Photo Call Number
La Venta Inn, Palos Verdes Estates, California
Image shows interior view of the original dining room at La Venta Inn, located at 796 Via del Monte on lots 4, 5, and 6, block 1536. Visible is a rectangular wooden table with six side chairs resting on a carpeted floor beneath a vaulted arched ceiling. A door to the courtyard is visible in center, and three framed landscape paintings [and/or prints] are visible on the walls, with a single-armed, wrought-iron wall sconce at right. Two large floral arrangements are on the floor on either side of the table. The Inn, originally built as a club house (named "Clubhouse 764") to entertain realtors and prospective land owners, opened in the summer of 1923 and was the first permanent building constructed by the Palos Verdes Project. The name was soon changed to La Venta (meaning "The Sale" in Spanish) and the inn served as a sales office and architectural prototype for the peninsula. During the 1930s it became a weekend retreat for notable celebrities such as Charles Lindbergh, Erroll Flynn, Betty Grable, Bob Hope, Tyrone Power, Cary Grant, and Gloria Swanson. Briefly in 1942 the Inn became the central observation post of the coastal artillery. From 1944 to 1954 the property was the residence of Commander and Mrs. Stanley Schnetzler, and was re-established as an inn in 1955. On November 11, 1978, La Venta Inn became the first structure designated as an historical landmark by the Rancho de los Palos Verdes Historical Society. In 1992 the New York Food Company took over management of the property.
Davis, Francis Pierpont

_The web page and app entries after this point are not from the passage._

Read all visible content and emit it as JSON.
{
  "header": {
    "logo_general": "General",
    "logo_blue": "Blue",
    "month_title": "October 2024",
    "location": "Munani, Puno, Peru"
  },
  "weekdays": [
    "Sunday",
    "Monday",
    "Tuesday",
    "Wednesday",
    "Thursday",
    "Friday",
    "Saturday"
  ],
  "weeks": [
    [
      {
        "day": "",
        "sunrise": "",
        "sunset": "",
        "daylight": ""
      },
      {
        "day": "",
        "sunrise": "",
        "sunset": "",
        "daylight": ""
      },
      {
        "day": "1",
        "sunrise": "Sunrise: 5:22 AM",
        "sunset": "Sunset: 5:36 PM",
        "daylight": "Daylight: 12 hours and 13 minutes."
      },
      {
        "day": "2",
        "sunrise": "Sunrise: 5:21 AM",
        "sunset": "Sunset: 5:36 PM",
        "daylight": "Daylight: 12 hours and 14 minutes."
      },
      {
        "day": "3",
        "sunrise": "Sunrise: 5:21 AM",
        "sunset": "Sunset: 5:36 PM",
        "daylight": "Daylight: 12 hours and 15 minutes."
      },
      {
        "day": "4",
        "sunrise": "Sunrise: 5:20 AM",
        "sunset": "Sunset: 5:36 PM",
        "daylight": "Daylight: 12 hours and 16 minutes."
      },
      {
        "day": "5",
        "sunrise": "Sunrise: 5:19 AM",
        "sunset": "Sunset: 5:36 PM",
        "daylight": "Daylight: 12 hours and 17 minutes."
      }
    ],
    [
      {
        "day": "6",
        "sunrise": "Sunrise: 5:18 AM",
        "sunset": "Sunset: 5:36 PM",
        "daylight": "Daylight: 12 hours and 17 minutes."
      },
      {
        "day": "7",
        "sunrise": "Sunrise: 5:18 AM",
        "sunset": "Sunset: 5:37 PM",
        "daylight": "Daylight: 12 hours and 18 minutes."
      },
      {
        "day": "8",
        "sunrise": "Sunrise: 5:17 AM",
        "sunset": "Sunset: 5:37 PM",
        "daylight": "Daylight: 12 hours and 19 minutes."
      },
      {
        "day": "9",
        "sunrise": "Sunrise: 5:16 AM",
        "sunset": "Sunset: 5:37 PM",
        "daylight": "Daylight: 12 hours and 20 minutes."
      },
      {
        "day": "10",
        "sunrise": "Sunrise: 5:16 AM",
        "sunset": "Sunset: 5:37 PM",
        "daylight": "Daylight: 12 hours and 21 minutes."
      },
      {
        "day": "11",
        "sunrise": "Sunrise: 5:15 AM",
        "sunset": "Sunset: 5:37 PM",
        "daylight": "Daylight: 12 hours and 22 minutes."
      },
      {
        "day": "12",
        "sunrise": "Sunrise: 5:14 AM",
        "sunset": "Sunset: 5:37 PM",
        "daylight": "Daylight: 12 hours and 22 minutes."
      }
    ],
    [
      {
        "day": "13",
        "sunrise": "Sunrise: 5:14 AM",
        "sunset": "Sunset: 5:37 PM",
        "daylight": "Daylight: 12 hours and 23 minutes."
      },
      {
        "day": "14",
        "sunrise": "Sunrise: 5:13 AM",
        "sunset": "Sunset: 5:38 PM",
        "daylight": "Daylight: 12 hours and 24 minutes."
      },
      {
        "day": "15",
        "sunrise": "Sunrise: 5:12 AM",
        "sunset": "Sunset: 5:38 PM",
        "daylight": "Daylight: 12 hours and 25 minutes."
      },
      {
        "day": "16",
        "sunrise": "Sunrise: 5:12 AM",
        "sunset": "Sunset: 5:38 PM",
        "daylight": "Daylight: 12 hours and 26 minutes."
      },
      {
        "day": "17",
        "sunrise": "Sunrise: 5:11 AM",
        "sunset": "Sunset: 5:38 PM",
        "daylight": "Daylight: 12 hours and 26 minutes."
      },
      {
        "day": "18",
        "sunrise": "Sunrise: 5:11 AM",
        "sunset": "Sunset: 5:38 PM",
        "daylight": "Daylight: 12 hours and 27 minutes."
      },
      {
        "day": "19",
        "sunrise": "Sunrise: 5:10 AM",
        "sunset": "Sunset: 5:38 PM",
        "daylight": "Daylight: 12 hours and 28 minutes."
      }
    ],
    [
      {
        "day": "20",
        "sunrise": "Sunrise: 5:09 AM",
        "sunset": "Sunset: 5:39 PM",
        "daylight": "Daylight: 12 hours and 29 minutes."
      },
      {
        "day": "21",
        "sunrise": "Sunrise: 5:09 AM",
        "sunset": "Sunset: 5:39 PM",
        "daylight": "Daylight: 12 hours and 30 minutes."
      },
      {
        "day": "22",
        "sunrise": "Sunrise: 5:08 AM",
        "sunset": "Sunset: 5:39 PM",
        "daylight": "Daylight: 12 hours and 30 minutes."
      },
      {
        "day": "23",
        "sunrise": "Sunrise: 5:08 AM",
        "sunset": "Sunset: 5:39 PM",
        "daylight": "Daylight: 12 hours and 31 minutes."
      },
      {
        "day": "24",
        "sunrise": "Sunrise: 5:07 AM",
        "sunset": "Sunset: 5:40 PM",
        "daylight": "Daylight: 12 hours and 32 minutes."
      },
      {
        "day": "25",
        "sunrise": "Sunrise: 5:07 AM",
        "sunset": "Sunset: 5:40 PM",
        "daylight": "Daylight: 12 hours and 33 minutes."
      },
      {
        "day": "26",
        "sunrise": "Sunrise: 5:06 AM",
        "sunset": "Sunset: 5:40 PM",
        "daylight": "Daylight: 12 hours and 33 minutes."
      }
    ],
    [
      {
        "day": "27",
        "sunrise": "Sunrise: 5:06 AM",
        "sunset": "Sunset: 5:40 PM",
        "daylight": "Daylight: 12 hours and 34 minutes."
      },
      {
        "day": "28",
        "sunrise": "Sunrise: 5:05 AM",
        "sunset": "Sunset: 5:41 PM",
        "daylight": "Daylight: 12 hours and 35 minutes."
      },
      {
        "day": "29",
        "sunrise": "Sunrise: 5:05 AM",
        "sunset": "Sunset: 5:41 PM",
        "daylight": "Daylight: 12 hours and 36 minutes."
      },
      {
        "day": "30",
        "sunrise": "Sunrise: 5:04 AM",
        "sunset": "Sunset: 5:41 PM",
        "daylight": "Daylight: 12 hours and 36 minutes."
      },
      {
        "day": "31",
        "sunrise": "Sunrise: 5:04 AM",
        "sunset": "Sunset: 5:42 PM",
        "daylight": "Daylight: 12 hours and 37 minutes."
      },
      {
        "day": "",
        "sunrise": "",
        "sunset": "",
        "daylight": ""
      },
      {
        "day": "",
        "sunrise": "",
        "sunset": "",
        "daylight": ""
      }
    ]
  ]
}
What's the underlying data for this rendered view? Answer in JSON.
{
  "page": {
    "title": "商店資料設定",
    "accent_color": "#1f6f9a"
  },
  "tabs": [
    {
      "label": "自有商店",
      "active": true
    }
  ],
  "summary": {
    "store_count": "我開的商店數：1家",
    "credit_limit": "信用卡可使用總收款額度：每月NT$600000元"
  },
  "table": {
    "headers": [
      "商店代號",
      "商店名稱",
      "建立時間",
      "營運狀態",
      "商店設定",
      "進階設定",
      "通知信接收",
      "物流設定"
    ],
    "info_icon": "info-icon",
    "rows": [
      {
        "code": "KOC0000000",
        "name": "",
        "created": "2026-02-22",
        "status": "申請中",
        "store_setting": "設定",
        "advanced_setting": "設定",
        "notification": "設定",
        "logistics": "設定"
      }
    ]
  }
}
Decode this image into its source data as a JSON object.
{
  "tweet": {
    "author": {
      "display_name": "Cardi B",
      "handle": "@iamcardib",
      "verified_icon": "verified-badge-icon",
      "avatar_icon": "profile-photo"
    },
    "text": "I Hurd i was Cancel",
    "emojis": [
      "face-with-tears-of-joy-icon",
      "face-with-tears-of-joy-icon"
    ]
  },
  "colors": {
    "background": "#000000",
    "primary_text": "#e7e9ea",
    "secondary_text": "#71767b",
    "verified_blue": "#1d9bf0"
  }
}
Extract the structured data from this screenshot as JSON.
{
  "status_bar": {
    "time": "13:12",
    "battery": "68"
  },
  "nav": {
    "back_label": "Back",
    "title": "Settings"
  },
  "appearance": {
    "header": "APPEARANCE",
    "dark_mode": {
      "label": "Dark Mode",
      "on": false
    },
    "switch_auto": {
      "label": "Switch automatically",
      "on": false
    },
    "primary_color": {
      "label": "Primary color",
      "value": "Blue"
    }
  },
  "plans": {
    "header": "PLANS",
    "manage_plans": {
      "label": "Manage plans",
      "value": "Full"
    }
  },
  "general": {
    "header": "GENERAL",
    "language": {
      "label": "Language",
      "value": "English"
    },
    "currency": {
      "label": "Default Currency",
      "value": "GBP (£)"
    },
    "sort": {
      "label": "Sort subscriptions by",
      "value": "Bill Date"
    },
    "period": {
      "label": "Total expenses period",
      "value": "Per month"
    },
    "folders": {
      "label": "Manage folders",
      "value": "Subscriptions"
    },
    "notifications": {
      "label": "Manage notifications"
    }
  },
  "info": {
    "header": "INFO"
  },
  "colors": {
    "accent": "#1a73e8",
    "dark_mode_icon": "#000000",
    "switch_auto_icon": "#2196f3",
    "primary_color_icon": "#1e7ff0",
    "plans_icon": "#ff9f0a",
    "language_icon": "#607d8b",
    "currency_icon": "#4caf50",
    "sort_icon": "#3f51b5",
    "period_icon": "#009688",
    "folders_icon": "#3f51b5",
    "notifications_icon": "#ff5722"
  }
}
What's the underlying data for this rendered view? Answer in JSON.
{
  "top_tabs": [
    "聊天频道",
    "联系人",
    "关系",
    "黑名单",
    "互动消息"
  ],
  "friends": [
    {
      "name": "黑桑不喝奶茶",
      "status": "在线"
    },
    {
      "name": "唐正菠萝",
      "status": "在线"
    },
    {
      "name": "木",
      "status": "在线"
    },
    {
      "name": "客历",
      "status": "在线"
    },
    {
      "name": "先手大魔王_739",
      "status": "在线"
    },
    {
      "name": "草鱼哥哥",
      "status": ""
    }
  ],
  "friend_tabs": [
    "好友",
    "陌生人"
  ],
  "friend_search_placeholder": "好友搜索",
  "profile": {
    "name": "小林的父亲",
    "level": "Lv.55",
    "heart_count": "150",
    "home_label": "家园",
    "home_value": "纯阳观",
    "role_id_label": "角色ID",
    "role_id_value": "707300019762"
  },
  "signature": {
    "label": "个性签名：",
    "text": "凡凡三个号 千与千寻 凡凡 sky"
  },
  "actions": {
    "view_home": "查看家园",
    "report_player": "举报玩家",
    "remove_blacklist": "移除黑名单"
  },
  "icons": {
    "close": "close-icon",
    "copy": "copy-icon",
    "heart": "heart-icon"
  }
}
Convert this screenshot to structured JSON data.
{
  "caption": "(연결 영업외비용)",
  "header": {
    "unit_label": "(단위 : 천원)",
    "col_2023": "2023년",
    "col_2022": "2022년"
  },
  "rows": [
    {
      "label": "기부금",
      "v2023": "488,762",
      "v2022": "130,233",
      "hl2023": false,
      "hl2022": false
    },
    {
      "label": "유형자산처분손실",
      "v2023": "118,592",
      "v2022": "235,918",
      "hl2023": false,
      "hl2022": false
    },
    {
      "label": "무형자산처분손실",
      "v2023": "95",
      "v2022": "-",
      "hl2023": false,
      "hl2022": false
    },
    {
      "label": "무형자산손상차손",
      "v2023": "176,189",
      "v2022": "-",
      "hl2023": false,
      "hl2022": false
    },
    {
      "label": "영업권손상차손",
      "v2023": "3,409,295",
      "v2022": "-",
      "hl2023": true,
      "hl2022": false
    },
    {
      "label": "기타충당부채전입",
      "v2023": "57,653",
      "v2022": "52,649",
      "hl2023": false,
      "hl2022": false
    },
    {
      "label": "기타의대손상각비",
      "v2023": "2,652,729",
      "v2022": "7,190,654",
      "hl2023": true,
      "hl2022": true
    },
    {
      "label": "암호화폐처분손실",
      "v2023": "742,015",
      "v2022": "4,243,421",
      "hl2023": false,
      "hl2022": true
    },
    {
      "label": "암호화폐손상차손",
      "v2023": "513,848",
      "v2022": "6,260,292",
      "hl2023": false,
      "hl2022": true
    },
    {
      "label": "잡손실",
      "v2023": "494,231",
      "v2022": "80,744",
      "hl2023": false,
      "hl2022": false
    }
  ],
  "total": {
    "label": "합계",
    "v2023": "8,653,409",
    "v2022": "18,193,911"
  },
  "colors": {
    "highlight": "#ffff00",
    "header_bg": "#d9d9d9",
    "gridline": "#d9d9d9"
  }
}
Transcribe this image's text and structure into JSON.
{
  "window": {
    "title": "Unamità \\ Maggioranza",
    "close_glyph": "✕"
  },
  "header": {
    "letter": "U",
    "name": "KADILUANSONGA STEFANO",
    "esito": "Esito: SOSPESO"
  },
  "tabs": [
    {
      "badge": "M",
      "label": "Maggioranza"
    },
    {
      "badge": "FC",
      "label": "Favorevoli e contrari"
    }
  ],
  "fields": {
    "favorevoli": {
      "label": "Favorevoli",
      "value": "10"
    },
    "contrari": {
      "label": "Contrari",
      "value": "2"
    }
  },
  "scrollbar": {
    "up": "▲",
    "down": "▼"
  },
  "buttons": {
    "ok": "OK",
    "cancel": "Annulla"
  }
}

Davis, Walter Swindell, 1887-
Risley, Winchton Leamon
Shattuch Construction Co.
Lewis, Edward Gardner
Chaney, Charles H.
Lawyer, Donald K.
La Venta Inn (Palos Verdes Estates, Calif.)
Historic buildings--California--Palos Verdes Estates